§ PROBLEM TO WORK ON
Return, from the material below, each line in which "在美国也要对党忠诚" occurs.

Segment Start: EXTRACTED DATA

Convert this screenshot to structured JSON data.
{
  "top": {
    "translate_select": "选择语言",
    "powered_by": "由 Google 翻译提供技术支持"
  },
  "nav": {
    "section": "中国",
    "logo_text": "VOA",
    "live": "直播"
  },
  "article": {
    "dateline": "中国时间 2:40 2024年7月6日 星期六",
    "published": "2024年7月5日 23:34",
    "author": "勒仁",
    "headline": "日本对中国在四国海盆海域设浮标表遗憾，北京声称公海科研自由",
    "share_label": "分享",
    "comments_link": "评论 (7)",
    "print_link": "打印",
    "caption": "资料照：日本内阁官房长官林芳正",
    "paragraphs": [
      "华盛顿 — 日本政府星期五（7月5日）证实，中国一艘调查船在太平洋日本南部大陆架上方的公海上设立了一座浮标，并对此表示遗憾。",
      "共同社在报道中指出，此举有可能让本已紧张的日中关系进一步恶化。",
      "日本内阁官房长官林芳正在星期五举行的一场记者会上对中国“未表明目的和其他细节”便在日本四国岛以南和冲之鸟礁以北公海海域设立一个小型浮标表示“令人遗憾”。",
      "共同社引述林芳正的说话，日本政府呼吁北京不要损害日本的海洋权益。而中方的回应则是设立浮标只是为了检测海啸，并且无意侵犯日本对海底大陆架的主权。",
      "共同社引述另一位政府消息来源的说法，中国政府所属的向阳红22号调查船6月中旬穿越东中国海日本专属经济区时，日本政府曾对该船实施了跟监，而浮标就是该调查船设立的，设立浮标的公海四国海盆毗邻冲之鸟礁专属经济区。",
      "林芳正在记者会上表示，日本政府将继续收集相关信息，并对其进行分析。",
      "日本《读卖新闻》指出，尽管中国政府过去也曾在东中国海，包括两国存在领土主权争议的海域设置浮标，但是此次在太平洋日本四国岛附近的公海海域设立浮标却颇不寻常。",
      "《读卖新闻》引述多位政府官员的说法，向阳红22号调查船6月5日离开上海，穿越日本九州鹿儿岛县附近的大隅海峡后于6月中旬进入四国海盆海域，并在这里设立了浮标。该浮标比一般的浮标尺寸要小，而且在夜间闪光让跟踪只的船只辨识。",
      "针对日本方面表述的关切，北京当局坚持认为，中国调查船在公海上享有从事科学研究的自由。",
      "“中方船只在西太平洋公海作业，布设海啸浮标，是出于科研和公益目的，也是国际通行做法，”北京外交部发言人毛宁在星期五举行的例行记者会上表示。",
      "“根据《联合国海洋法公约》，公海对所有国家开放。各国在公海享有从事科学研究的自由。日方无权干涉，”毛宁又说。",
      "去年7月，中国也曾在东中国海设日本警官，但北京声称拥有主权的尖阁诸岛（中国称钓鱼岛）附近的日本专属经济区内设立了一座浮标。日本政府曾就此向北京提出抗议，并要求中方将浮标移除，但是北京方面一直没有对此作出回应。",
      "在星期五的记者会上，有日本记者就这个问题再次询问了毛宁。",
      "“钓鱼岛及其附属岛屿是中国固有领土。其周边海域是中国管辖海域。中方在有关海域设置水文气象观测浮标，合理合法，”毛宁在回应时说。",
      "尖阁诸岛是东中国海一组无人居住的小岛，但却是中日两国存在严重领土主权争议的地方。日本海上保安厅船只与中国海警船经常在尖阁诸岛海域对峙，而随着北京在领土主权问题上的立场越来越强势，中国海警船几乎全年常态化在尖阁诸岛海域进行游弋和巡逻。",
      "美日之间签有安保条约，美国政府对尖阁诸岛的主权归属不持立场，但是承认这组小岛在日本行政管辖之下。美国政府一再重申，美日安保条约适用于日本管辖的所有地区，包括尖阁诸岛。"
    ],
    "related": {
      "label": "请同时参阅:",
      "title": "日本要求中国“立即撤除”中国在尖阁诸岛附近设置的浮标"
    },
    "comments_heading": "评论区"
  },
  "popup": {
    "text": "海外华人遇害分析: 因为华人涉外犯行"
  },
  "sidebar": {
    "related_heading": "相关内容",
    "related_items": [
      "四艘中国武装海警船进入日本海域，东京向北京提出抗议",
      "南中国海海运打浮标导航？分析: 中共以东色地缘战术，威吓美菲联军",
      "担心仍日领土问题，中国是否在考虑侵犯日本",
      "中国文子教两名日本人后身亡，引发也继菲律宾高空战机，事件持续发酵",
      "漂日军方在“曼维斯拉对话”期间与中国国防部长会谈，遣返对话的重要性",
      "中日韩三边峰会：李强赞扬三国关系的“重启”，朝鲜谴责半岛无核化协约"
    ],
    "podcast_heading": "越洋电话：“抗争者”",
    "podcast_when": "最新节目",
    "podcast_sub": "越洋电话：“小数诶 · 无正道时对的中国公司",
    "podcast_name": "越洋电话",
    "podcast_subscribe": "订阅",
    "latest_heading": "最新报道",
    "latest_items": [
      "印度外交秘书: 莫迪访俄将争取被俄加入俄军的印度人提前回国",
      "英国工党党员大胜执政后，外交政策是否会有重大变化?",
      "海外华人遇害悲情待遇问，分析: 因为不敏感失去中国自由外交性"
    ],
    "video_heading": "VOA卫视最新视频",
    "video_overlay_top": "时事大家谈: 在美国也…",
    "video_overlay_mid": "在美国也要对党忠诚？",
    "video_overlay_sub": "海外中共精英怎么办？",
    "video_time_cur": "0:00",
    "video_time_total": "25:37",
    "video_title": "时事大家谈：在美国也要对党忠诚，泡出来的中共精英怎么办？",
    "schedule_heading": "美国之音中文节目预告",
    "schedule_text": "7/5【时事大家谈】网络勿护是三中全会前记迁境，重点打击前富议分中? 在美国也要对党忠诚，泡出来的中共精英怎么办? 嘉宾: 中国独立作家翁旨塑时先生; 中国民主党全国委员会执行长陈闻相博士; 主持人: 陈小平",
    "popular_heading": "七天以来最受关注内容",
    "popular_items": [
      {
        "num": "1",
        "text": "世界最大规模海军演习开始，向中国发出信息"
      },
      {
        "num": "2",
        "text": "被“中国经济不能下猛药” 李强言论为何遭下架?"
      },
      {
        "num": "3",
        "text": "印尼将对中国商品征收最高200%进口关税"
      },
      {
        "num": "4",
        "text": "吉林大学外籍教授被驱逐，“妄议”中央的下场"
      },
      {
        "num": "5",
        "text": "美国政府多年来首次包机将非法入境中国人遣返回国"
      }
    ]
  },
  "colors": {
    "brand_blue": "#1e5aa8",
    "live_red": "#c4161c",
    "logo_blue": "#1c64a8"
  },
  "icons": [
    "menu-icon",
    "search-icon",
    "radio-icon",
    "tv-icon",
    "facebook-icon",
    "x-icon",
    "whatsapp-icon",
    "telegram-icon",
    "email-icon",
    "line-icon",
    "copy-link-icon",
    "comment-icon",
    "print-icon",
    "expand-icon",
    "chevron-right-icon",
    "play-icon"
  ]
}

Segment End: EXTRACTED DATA

§ EXERCISE OUTPUT
    "video_overlay_mid": "在美国也要对党忠诚？",
    "video_title": "时事大家谈：在美国也要对党忠诚，泡出来的中共精英怎么办？",
    "schedule_text": "7/5【时事大家谈】网络勿护是三中全会前记迁境，重点打击前富议分中? 在美国也要对党忠诚，泡出来的中共精英怎么办? 嘉宾: 中国独立作家翁旨塑时先生; 中国民主党全国委员会执行长陈闻相博士; 主持人: 陈小平",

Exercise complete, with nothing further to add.